Task instructions: List, from the lines below, each one with "sectiune" in it.

Dataset content:
········
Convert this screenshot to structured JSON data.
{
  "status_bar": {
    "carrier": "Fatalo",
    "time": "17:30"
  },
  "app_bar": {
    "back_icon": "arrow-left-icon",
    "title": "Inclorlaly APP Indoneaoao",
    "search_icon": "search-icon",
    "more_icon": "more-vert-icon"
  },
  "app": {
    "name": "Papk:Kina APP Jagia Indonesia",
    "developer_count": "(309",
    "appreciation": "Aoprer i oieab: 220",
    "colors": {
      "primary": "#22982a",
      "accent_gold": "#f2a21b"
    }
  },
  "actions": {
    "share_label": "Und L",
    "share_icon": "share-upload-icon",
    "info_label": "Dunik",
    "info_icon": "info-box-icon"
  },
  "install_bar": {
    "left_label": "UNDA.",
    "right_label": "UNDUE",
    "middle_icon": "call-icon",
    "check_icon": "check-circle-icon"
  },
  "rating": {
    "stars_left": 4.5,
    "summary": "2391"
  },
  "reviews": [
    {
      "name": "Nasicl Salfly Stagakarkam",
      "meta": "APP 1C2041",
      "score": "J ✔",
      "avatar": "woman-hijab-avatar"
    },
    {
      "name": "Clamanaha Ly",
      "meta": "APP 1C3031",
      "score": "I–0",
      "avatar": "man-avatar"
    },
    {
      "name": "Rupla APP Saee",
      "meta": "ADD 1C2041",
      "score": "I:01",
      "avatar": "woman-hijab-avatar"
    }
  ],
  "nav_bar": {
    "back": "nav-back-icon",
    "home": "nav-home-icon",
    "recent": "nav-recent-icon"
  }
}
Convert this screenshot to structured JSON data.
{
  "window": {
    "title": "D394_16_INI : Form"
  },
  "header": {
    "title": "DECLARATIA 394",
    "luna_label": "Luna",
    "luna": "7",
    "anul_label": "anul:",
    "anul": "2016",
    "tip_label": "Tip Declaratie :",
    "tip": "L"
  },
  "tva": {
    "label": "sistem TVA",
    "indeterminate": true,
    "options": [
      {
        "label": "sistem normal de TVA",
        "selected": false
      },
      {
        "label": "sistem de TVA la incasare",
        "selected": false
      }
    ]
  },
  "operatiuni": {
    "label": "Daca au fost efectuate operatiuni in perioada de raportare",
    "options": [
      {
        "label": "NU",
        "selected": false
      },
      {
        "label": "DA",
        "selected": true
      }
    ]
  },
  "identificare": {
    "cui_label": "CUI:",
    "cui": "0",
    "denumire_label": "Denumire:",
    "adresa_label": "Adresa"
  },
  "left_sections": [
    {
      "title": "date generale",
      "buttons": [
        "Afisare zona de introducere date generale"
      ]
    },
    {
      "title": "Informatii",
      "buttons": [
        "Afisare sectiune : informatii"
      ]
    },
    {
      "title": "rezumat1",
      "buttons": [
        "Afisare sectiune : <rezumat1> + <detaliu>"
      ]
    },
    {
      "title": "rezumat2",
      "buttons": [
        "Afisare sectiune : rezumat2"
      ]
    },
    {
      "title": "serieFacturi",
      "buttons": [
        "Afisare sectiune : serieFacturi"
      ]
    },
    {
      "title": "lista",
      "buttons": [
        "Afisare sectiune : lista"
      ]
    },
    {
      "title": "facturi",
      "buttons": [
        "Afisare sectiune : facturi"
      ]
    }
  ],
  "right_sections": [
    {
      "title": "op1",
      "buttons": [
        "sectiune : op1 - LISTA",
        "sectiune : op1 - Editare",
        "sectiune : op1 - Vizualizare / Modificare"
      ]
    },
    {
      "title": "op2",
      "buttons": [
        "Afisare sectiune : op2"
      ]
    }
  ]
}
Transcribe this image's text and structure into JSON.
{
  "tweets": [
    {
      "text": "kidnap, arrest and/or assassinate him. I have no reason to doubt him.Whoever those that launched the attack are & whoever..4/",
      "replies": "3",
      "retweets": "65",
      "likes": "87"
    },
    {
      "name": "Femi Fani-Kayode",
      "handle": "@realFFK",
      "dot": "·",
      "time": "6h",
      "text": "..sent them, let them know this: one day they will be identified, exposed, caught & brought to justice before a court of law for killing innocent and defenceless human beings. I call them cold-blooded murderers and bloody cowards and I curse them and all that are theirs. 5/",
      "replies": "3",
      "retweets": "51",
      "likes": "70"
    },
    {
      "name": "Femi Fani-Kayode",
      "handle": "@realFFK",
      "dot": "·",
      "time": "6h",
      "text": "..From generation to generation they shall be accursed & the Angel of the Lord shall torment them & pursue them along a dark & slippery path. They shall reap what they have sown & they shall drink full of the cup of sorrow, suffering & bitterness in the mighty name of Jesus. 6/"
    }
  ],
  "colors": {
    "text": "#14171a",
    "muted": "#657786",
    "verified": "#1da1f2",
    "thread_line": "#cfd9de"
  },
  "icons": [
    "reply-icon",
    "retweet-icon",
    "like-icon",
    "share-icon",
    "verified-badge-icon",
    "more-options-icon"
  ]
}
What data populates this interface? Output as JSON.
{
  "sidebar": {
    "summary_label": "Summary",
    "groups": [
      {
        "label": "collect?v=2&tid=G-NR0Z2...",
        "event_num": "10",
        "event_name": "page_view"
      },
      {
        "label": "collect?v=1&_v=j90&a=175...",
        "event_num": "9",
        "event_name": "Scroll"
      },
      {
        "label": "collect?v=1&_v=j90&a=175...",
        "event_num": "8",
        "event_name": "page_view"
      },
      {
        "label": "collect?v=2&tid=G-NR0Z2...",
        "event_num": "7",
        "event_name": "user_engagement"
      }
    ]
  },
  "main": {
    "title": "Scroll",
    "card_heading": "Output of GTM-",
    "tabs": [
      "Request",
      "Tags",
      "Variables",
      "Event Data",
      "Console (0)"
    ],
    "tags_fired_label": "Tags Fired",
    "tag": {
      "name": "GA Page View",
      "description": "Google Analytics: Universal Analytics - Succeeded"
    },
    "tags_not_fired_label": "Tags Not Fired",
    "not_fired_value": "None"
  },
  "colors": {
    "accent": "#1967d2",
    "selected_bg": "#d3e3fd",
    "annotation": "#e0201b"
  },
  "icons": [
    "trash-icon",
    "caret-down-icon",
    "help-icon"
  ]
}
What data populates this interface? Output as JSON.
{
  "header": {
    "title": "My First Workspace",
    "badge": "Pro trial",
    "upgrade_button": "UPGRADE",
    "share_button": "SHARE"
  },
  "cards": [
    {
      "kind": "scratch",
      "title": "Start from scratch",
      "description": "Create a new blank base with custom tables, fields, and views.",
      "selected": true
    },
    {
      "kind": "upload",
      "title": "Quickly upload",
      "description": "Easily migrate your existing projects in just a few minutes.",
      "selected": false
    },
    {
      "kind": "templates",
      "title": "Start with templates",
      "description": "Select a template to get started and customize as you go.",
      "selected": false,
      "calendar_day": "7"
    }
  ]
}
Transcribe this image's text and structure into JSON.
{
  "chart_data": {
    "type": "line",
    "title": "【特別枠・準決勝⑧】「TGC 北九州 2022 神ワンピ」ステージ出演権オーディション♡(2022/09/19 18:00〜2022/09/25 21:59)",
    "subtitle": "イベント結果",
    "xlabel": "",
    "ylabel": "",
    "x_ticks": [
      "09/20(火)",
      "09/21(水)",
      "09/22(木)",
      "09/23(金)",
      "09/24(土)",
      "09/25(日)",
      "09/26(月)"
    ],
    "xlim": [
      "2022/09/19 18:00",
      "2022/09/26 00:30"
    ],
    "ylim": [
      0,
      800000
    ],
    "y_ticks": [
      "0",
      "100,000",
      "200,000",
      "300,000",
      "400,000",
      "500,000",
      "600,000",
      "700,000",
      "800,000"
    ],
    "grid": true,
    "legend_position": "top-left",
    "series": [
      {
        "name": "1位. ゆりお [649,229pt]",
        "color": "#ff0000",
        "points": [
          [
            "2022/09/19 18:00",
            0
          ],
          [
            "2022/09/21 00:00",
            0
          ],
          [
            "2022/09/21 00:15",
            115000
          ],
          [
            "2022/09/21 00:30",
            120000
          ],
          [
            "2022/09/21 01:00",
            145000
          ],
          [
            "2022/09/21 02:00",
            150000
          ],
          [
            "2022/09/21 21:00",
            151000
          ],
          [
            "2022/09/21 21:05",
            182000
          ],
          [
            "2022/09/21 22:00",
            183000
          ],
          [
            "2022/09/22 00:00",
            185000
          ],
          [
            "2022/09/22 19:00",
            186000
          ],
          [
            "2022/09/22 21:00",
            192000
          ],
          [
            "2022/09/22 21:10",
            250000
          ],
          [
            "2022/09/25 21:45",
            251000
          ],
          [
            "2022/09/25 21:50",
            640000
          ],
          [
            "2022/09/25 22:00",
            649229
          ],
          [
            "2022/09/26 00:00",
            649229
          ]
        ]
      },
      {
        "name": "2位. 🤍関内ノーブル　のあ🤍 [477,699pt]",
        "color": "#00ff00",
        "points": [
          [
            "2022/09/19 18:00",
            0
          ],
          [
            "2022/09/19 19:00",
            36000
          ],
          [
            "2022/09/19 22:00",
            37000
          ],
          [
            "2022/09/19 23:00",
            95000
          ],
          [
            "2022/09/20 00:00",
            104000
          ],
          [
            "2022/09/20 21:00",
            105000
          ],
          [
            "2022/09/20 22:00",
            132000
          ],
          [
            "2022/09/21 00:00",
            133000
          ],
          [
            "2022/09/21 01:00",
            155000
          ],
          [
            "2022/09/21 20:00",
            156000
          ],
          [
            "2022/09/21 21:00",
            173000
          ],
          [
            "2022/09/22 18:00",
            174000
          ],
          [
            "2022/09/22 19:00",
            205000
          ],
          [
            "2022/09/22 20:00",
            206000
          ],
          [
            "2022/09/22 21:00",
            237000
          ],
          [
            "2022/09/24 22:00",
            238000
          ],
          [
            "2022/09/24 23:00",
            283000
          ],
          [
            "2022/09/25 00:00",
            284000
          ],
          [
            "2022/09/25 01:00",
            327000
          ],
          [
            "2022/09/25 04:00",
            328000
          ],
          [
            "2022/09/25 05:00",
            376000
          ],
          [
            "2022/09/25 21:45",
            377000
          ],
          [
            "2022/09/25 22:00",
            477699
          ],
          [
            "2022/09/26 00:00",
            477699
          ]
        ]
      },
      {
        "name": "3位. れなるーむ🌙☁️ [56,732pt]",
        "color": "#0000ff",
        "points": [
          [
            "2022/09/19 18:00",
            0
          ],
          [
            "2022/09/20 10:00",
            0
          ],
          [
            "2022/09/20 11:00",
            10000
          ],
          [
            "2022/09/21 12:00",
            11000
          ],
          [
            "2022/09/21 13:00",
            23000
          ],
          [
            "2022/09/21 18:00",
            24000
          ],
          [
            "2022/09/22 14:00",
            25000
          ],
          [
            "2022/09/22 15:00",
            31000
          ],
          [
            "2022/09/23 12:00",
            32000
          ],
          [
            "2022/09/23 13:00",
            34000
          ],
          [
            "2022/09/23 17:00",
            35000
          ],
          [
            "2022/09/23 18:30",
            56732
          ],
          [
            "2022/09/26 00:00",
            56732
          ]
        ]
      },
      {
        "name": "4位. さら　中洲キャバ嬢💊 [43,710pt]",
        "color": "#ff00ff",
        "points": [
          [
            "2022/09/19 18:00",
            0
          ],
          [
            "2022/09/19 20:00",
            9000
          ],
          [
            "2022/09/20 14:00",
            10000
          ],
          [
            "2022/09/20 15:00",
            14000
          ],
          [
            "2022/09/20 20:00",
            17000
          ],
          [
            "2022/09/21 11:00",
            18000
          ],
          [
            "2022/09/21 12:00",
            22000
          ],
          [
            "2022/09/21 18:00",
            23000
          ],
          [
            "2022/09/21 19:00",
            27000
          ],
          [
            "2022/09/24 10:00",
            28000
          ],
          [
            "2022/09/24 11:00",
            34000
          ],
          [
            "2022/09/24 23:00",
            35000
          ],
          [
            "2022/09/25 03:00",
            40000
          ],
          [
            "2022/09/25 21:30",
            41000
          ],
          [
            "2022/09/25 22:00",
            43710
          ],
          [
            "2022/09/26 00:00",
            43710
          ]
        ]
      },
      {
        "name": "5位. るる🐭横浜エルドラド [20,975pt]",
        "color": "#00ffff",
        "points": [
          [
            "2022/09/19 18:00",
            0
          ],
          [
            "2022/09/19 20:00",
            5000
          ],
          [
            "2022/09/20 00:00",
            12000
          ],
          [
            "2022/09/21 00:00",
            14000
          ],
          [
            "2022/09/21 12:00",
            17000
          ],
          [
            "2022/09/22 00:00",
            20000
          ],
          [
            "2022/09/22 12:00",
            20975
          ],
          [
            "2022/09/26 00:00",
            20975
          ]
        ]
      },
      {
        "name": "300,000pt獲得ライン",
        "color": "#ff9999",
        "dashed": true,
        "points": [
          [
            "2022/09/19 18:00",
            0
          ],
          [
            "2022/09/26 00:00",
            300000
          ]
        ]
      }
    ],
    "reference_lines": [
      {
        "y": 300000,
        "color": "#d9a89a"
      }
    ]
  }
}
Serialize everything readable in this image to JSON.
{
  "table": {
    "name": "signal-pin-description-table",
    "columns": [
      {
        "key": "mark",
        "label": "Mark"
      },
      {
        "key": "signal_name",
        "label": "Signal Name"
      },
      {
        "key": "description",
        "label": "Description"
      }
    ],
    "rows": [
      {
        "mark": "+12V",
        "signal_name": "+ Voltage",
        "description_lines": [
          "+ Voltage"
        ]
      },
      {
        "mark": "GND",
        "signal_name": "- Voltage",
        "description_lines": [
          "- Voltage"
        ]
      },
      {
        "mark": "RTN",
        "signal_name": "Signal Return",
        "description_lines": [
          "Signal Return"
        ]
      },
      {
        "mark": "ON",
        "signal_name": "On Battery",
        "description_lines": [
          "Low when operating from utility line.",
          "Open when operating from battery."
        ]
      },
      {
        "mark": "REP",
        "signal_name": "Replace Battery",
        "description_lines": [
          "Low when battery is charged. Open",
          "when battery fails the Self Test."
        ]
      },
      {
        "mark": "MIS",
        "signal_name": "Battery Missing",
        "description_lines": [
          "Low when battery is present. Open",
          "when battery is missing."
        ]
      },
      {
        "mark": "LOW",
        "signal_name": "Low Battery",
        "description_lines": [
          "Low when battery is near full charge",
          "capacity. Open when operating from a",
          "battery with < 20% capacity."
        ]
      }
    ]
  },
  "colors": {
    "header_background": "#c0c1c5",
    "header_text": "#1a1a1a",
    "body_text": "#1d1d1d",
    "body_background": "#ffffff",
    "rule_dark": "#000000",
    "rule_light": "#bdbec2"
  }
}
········
Solution to the problem:
        "Afisare sectiune : informatii"
        "Afisare sectiune : <rezumat1> + <detaliu>"
        "Afisare sectiune : rezumat2"
        "Afisare sectiune : serieFacturi"
        "Afisare sectiune : lista"
        "Afisare sectiune : facturi"
        "sectiune : op1 - LISTA",
        "sectiune : op1 - Editare",
        "sectiune : op1 - Vizualizare / Modificare"
        "Afisare sectiune : op2"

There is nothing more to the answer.